Anisha Table Light, by Studio Lievore Altherr Molina, for Foscarini
A chandelier designed by Kateřina Smolíková, inspired by deep sea luminescent organisms. Intended for darker places as an orientational light. It should remind one of the lightness of an organism levitating in the dark space.
Skyphos Chandelier, by Kateřina Smolíková, via: Designeast
BE Light, a thin and foldable LED lamp, has just won Germany’s iF product design award. Made of aluminum alloy, the lamp delivers a sophisticated and premium feel. Inspired by the art of folding paper, BE Light transforms itself into a three-dimensional work of art. It can be fully extended up to an angle of 135 degrees, and folded down to flat when not in use. Brightness is also adjustable by pressing the switch button on the lamp base. Adopted with LEDs and light guide technology, BE Light not only provides evenly distributed illumination, but also eliminate glare issue. A safely lock is designed to protect users’ fingers when folding the lamp.
Table lamp which synthesizes the association of performances of LED with the callback to the memory of reassuring and formally non invasive lamps. Power LED sources create a diffused light, suitable both for domestic and working environments, 4W for Panama and 9W Panama Mini. Thanks to miniaturization of LED, the lampshade appears a thin disc which rest on a stem. Structure realized in pure aluminium, reflector in polycarbonate with antiglare treatment. Panama is available in two versions: 450 mm height and diameter 350 mm, or 300 mm height and diameter 200 mm, white, black, red and green.

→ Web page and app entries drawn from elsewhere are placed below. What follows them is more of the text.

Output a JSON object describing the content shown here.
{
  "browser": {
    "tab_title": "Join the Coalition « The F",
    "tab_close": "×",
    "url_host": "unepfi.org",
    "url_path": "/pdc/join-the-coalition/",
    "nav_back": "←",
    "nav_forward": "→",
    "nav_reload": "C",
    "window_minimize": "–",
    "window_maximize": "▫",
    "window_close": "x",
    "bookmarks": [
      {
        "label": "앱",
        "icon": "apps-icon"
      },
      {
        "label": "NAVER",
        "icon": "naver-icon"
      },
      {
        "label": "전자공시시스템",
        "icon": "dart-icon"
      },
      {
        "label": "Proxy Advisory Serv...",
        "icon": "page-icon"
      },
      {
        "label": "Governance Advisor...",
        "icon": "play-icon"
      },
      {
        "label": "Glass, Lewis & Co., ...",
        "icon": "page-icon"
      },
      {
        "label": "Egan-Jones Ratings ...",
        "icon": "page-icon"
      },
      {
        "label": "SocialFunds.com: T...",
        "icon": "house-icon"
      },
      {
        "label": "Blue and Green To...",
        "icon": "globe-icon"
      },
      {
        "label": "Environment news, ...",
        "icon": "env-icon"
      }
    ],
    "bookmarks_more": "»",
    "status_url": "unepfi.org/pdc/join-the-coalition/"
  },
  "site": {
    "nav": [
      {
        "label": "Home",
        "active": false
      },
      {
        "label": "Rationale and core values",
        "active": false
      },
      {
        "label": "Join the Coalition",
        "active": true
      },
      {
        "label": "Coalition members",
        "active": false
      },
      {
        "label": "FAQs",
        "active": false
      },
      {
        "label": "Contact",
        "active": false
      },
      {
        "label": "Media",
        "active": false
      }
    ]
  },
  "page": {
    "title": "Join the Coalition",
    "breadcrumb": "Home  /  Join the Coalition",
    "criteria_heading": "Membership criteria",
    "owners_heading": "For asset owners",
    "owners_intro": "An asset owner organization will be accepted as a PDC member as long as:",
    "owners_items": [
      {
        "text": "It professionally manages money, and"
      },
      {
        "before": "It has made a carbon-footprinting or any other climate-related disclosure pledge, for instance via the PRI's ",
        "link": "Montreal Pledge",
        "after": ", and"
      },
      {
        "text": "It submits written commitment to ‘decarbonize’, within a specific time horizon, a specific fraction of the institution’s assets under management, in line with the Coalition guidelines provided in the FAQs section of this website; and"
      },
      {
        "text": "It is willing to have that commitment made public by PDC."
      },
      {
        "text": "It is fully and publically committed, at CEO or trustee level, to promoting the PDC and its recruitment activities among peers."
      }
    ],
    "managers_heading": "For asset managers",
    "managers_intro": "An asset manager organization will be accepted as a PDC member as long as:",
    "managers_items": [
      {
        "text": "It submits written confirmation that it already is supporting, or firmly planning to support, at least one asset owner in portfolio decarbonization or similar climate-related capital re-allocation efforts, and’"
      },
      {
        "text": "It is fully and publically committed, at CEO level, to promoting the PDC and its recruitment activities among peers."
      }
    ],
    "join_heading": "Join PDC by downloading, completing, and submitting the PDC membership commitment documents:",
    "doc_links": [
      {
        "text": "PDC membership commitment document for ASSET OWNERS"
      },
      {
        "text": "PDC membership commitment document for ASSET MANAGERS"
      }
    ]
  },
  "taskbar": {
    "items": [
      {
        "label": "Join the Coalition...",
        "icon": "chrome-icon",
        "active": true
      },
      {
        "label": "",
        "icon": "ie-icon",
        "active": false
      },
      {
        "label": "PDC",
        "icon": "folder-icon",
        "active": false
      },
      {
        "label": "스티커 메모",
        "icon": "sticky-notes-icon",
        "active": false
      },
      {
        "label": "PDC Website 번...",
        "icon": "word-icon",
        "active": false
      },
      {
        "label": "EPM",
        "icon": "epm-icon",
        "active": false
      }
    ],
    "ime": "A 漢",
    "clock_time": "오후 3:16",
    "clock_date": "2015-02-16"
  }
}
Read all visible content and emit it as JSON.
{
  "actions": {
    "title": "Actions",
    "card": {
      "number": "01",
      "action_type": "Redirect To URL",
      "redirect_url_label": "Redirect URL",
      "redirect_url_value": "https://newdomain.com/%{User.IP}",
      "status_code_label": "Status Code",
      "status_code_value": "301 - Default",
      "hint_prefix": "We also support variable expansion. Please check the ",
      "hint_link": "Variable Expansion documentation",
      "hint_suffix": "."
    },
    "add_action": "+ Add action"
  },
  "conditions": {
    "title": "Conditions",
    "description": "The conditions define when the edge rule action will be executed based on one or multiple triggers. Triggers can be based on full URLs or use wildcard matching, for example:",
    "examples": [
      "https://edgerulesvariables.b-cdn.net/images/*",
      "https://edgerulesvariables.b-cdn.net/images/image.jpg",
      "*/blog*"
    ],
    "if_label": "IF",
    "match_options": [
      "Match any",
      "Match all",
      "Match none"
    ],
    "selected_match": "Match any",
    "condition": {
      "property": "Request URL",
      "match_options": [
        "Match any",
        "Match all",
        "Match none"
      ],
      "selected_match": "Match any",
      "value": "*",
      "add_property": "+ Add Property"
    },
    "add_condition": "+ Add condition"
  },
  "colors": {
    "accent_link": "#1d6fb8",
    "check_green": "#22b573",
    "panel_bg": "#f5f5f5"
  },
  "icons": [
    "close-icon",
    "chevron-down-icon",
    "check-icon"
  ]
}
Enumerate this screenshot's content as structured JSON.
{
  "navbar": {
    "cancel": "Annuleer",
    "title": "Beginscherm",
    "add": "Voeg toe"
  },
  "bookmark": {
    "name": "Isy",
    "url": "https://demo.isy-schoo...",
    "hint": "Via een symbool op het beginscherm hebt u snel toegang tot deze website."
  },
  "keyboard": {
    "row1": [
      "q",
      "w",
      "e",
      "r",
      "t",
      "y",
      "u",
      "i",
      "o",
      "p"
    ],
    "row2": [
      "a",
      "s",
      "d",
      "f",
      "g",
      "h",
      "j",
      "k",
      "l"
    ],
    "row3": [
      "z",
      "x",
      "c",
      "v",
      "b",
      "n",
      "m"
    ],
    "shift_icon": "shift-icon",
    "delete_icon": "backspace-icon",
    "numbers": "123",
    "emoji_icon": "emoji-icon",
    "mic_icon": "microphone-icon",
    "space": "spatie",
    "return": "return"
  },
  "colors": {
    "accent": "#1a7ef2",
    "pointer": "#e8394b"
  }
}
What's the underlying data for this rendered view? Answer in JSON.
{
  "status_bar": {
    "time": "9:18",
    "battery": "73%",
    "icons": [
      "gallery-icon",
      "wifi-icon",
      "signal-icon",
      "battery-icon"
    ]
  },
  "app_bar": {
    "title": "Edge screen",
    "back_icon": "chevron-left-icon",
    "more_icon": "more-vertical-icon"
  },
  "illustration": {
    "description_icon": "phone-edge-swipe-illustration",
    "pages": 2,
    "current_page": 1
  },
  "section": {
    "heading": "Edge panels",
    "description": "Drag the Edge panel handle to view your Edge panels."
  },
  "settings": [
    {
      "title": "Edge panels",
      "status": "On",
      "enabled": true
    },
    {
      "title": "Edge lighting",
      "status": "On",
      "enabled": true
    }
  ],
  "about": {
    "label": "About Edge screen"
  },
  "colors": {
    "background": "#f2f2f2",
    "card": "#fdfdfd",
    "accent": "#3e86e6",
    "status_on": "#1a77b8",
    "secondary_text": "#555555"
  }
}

Panama, Panama Mini, by Euga Design, for Omikron
During the Design Academy Eindhoven’s 2011 graduation show, Dutch designer Dennis Parren presented his experimental CMYK Lamp colored shadows with LED light. Whilst discovering by accident that the shadow lines were 3D, this LED technology lamp embodies the colorful mysteries of light.
“You can’t really say ‘that chair is red’. Actually, the chair is reflecting red light while absorbing green and blue light. It is the light that colors the world. This CMYK Lamp plays with the mystery of light and color and projects an elusive network of lines of cyan, magenta and yellow light on the ceiling. Designed not to be understood but to show that light is the only rightful owner of color.”
- Dennis Parren